### REQUIREMENT
Compute how many lines in the listing below hold the string "label", then state only the result.

### DATA

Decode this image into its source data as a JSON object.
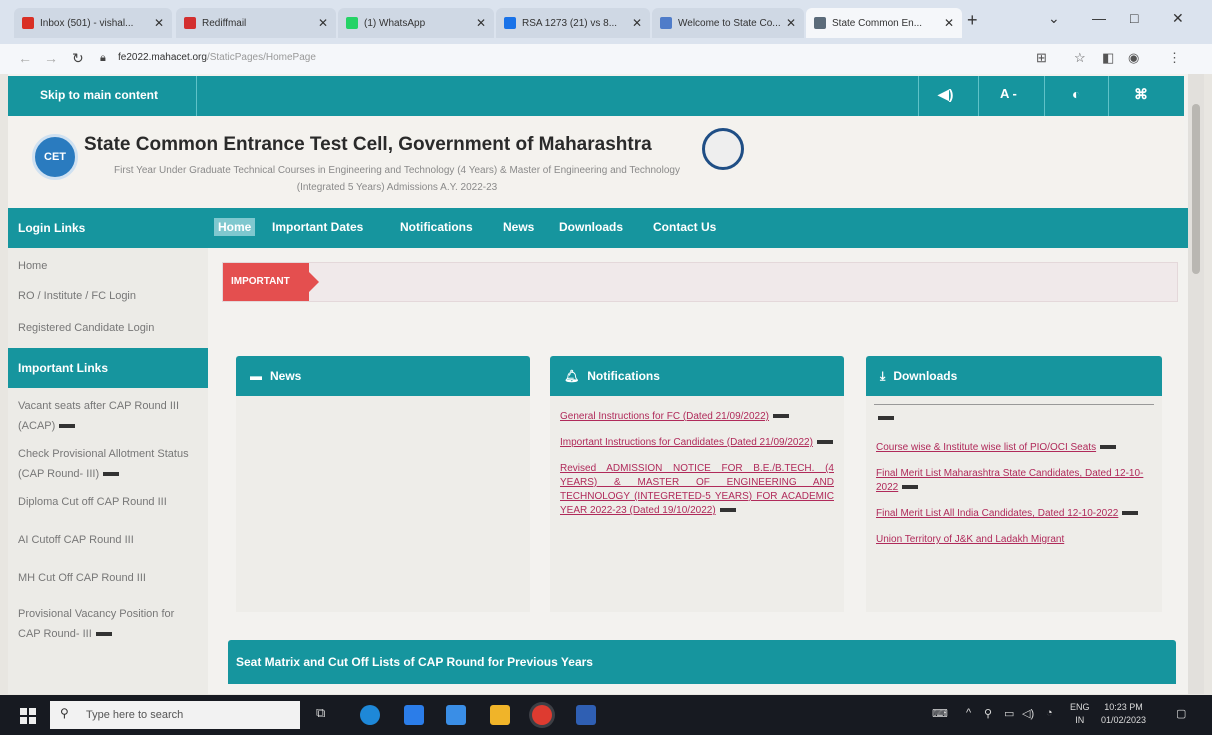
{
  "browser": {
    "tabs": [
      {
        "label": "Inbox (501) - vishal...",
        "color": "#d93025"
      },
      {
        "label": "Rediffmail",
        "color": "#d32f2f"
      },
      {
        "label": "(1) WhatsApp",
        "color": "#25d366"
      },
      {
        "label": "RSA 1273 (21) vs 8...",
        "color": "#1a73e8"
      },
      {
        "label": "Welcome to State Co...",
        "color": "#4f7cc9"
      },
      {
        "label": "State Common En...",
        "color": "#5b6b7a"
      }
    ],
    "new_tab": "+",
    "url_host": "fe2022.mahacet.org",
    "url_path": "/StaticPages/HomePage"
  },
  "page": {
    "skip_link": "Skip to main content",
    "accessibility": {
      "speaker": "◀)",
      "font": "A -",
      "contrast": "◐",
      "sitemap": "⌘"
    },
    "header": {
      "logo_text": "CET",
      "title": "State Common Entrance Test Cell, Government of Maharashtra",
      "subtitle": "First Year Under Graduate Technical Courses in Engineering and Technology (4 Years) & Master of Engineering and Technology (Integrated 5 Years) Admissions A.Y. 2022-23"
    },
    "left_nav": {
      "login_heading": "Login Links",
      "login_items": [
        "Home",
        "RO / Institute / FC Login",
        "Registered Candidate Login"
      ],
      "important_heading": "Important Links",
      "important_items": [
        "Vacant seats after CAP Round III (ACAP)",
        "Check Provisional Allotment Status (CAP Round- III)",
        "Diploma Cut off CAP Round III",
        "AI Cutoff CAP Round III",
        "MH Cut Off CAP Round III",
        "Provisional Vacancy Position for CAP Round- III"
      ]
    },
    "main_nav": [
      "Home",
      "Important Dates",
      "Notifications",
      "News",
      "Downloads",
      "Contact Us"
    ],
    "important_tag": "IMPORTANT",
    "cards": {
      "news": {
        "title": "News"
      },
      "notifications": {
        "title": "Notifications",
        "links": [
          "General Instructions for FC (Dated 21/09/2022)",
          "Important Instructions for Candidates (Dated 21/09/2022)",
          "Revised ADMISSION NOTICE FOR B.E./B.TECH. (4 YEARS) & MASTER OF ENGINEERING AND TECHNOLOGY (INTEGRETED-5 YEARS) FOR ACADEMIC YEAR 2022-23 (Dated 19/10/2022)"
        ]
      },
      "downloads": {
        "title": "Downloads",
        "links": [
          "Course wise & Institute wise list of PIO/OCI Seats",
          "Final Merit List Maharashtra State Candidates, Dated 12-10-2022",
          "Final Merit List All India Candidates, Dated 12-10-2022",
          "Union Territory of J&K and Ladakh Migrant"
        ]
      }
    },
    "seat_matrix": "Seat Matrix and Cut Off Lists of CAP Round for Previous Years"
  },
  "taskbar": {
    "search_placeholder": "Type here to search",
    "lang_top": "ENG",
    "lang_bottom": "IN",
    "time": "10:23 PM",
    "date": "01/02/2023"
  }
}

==

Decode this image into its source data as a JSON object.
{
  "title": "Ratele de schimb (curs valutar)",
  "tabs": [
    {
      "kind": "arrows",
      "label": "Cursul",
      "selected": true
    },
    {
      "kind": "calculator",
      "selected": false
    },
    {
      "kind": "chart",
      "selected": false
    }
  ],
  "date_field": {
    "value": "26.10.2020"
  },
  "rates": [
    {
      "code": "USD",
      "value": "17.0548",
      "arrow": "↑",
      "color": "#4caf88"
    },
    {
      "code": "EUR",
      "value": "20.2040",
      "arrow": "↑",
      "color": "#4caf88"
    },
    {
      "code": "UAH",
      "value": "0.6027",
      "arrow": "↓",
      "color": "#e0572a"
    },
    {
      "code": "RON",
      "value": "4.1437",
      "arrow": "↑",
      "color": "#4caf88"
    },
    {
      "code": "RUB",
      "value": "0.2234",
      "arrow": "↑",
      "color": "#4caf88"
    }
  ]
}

### SOLVED PROBLEM
7